Intersectional feminist practices ground my work in cultural analytics. In Modern Sentimentalism, for example, I engage digital text analysis and data visualization alongside print-based archival practices to examine how US female novelists reinvented sentimentalism in the modernist era. Archival platforms, text-mining tools, and Ngrams help me to establish that scholarly conversations about sentimentalism as a modern literary aesthetic have not kept pace with sentiment’s cultural purchase in the twentieth century. I theorize why this disparity persists and demonstrate that feminine feeling, far from being peripheral to twentieth-century modernism, centrally shapes its principles and preoccupations.
Reassessments of gendered, racialized narratives of cognition and emotion equally motivate my work in computer-aided public humanities. With digital media scholars at Michigan State and Northwood University, I have recently completed a mixed methods study on gender identity and digital avatars as sentimental characters. This study appears in Games and Culture. Another piece, on the prehistory of the contemporary quantified self movement, appeared in Modernism/modernity’s online feature In These Times. An invited, co-edited cluster for Modernism/modernity’s Print+ platform, on “Modernism and Diagnosis,” is in its final stages.
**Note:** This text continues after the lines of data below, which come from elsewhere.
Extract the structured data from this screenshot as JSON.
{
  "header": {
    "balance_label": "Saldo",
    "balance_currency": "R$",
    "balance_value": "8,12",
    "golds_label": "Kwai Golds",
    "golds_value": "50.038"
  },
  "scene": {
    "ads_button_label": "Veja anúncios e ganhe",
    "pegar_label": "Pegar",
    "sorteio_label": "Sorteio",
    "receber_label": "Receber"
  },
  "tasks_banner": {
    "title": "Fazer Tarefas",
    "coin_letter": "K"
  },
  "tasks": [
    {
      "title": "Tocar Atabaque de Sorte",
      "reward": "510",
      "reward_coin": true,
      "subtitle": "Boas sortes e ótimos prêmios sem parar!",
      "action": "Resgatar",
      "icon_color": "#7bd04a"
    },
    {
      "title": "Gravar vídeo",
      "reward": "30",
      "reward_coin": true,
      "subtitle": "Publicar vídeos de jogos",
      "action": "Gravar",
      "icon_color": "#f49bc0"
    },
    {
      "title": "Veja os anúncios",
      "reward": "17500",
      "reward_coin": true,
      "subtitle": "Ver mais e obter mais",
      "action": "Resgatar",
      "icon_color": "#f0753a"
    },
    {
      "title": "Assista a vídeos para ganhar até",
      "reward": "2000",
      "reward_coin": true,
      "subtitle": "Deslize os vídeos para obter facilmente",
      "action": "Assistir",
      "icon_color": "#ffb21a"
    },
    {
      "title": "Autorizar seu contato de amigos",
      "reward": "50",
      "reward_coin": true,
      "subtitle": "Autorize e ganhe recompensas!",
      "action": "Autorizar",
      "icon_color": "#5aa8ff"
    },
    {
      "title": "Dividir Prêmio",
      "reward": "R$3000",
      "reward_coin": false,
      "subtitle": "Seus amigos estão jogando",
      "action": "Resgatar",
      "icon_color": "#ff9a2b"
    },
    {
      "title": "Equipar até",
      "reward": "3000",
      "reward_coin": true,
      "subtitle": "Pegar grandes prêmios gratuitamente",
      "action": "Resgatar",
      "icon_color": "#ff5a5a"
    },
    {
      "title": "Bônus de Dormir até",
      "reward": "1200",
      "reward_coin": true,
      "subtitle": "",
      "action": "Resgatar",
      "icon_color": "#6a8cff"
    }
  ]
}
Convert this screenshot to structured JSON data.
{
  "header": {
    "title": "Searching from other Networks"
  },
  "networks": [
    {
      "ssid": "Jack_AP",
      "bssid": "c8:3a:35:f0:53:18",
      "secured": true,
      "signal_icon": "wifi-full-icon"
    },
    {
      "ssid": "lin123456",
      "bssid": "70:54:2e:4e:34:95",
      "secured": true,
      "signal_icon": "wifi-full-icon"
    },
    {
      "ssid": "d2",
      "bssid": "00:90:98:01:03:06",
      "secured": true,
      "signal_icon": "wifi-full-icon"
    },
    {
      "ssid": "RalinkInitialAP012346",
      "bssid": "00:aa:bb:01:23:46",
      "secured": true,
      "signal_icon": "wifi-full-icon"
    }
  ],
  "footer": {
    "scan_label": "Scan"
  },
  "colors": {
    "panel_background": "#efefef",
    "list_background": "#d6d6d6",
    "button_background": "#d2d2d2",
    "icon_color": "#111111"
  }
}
My teaching also involves students in the use of digital tools to enhance textual analysis and to create socially-impactful projects. At Menlo, I am training a cohort of students in algorithmic media studies and ethnographic research as part of a program I have designed to examine (nearby) Silicon Valley contemporary culture. My essay on teaching quantitative methods to undergraduates appears in a forthcoming volume in the MLA Options for Teaching Series.